This morning (28th), before breakfast, we witnessed the tidal bore – a phenomenon in which the leading edge of the incoming tide forms a wave (or waves) of water that travel up a river or narrow bay against the direction of the river or bay’s current. As the tide is linked to the moon, I thought that was a good place to start this new blog entry.

Whilst cruising towards the next point of interest, I’ve explored the ship and had a visit to the bridge to see the goings on there – watching the surface radar was rather hypnotic. There were a number of binoculars on display as well.

On the top (sun – or lack of!) deck, are the liferafts – our first tenuous ‘Astronomy Link of the Day’ (spot the name on it!)

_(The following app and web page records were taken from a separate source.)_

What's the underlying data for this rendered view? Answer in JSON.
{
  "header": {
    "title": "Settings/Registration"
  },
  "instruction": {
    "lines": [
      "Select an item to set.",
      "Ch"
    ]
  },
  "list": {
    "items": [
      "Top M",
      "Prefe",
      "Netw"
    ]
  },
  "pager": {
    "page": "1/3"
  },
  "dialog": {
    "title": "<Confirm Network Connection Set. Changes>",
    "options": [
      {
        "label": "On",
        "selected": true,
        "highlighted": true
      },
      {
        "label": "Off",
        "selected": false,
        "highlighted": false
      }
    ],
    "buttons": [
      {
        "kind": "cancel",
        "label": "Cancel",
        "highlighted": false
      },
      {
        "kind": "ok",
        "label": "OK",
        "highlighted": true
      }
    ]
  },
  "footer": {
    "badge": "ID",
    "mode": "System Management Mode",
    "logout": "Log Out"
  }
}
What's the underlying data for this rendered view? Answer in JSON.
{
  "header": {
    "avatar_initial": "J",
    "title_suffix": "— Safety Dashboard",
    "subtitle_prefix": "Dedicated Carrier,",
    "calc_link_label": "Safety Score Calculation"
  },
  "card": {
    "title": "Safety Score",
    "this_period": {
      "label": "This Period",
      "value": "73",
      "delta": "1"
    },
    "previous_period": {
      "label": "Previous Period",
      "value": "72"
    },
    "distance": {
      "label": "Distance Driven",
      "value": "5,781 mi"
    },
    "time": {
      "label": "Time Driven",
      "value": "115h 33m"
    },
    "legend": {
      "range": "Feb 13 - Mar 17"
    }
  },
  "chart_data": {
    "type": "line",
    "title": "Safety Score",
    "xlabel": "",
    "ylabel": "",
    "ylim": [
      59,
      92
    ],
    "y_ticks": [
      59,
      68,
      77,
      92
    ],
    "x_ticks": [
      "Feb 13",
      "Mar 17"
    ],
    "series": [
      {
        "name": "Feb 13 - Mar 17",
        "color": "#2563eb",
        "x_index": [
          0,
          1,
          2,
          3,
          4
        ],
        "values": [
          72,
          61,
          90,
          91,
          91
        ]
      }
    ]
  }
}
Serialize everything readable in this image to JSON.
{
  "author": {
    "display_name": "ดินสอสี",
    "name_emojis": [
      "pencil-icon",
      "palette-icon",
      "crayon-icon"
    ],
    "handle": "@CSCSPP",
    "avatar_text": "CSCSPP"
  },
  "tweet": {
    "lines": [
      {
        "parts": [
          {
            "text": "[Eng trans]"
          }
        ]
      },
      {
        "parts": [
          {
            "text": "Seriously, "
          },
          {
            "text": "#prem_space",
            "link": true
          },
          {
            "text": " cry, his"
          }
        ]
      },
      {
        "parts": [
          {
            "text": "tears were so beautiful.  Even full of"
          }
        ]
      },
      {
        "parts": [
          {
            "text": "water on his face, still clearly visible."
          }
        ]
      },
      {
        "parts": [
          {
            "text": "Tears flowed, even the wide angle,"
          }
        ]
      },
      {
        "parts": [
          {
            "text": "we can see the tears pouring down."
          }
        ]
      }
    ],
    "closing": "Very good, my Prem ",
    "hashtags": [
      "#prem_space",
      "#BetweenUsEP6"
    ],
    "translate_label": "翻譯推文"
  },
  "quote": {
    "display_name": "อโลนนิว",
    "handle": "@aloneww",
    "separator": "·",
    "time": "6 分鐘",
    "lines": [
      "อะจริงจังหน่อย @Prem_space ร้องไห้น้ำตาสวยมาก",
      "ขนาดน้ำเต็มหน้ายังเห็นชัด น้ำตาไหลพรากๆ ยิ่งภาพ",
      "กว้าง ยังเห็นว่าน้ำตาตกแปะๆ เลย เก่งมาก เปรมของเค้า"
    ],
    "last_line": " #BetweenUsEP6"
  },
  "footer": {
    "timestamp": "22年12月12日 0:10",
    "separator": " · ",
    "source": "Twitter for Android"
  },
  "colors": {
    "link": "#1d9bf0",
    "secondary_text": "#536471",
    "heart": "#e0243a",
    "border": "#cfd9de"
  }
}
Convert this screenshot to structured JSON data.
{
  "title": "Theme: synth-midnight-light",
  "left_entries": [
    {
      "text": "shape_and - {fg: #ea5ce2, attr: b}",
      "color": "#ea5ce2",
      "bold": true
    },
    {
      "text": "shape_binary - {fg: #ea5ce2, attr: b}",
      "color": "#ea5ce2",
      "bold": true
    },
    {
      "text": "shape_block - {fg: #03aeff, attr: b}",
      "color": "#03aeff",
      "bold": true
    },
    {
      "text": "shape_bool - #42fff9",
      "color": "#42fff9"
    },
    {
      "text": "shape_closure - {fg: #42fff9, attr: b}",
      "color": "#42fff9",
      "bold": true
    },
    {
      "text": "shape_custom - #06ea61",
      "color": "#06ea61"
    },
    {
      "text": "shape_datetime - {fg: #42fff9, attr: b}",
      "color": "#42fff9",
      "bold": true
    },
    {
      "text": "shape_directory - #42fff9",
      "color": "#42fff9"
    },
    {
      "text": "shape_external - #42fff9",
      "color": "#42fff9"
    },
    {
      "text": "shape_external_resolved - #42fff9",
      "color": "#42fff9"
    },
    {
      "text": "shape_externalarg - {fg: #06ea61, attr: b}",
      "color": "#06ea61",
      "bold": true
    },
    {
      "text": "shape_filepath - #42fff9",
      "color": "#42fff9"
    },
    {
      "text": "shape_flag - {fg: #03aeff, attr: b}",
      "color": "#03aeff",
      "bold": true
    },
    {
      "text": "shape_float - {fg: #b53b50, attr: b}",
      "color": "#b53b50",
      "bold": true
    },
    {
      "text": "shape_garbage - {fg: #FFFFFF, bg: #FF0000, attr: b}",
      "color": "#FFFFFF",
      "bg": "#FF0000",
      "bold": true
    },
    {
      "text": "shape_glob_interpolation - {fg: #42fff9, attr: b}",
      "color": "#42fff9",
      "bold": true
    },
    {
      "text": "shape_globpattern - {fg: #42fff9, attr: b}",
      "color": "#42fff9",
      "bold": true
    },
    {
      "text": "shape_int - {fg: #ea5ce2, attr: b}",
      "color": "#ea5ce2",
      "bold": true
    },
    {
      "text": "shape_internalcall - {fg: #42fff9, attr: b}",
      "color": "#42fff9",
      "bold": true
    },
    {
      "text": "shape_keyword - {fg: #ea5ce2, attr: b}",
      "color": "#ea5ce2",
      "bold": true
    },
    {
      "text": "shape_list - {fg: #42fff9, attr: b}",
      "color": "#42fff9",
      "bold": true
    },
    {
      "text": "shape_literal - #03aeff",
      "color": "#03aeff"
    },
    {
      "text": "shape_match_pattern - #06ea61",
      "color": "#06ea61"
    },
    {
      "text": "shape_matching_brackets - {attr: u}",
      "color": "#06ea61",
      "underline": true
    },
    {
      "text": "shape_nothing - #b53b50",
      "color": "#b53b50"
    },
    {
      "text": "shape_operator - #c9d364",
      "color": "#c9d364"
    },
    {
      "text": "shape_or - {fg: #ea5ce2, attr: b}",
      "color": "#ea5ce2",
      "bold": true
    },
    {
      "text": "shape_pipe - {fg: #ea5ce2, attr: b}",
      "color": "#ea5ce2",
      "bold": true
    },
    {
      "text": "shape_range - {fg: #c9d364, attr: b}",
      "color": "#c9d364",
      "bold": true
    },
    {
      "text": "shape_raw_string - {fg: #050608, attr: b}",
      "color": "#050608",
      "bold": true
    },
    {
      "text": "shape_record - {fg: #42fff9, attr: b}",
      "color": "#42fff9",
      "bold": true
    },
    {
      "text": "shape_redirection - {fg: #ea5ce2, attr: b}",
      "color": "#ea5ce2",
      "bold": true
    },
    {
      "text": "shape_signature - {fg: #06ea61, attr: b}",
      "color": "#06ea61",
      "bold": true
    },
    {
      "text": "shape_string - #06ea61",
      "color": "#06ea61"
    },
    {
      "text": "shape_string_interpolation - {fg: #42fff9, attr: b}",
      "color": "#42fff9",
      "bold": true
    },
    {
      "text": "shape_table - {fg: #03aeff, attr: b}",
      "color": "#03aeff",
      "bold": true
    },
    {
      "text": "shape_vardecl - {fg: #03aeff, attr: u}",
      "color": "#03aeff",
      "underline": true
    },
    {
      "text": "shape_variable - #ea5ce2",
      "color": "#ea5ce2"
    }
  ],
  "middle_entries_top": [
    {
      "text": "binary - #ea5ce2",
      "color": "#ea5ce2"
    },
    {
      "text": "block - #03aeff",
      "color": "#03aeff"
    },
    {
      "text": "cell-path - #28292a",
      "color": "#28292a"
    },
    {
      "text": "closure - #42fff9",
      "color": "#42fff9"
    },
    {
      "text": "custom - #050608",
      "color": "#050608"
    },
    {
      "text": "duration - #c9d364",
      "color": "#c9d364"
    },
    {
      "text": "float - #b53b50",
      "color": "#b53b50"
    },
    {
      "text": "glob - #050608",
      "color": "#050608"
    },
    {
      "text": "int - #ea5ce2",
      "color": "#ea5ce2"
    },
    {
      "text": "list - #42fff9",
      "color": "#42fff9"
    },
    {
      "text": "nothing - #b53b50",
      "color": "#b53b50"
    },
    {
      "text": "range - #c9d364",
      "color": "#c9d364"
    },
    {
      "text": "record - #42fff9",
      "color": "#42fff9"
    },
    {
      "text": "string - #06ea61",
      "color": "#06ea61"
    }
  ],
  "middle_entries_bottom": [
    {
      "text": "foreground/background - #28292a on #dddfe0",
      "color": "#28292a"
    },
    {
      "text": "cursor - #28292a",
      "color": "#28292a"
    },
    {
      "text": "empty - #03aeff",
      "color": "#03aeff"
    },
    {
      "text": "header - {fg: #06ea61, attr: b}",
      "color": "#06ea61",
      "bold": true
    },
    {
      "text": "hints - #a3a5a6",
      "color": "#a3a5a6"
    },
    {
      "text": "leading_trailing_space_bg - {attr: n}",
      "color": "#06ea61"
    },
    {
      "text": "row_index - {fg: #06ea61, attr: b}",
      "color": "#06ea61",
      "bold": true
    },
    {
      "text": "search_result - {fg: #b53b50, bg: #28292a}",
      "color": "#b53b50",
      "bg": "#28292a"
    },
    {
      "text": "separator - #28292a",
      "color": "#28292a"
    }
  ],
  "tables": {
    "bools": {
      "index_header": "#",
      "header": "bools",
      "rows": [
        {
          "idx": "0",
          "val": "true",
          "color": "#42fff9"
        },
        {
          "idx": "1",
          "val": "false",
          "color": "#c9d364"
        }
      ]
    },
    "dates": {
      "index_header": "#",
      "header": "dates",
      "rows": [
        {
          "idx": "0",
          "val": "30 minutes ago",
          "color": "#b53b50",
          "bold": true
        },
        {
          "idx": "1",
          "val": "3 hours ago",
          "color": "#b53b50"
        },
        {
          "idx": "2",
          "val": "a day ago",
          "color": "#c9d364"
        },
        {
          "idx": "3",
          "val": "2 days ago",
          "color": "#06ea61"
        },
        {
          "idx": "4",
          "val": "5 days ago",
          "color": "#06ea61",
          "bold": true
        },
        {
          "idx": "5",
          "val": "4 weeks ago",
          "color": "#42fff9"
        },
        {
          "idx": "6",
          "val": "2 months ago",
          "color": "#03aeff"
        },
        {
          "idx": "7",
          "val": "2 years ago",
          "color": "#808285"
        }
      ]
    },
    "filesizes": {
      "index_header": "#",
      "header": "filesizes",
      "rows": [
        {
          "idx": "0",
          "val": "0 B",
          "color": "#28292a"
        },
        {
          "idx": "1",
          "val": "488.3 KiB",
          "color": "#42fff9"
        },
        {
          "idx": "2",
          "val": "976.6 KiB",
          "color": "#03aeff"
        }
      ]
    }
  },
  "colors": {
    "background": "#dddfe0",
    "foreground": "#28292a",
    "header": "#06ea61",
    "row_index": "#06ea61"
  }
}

Yesterday we visited Saint-Emilion, in the rain… perhaps this is a good thing as J and I are slowly turning into fishes (Pisces), with all the wine we’re drinking at lunch, dinner and the many wine tastings at the different Chateaux along the way….! We don’t really drink at home and sharing a bottle of ‘Abbey’ dark beer on a Saturday over a curry zonks us out – so how we’re coping here is anyone’s guess!

…or perhaps we’re not coping! At Chateau Fombrauge….

Waiting for the wine to mature…

….just outside Saint-Emilion, there were a number of much older ways to tell the time, these sundials piqued our interest:

….including this stone multi-faceted version, dating from 1679

Sundials are one of the oldest tools for measuring time using the shadow of the Sun. The Egyptians used a shadow stick or shadow clock as early as 1500 BC. The vertical stick or “gnomon” marked the time of day by the length and position of the stick’s shadow. Gnomon in Greek means “the one that knows.” Sundials are often mounted on a base while some are designed to be hung vertically on a building, wall or tree.

Multifaceted sundials were complicated time keepers, some having up to fifty gnomons (or arms) on them and although not precise, were more a statement of an owner’s interest in science, mathematics, and art. They were also an example of a stone mason’s clever and impressive carving skills.

There were some interesting modern works of art on the estates well, including this oversized wine bottle that had a bit of a space theme:

If Jules continues to drink at her current rate, she might end up like what was on the back…!

Poor Julie!

St Emilion is a pretty place. It would have been stunning in the sun, with the light glinting off the limestone.

This last picture overlooking the town was taken from the grounds of the rather swanky ‘Hostellerie de Plaisance’ hotel and restaurant… in fact it was a Michelin…

Two (or double) Star (that’s one for Nick), establishment!

At the end of the day, I think I deserved my cold Meteor beer!

Damian & Julie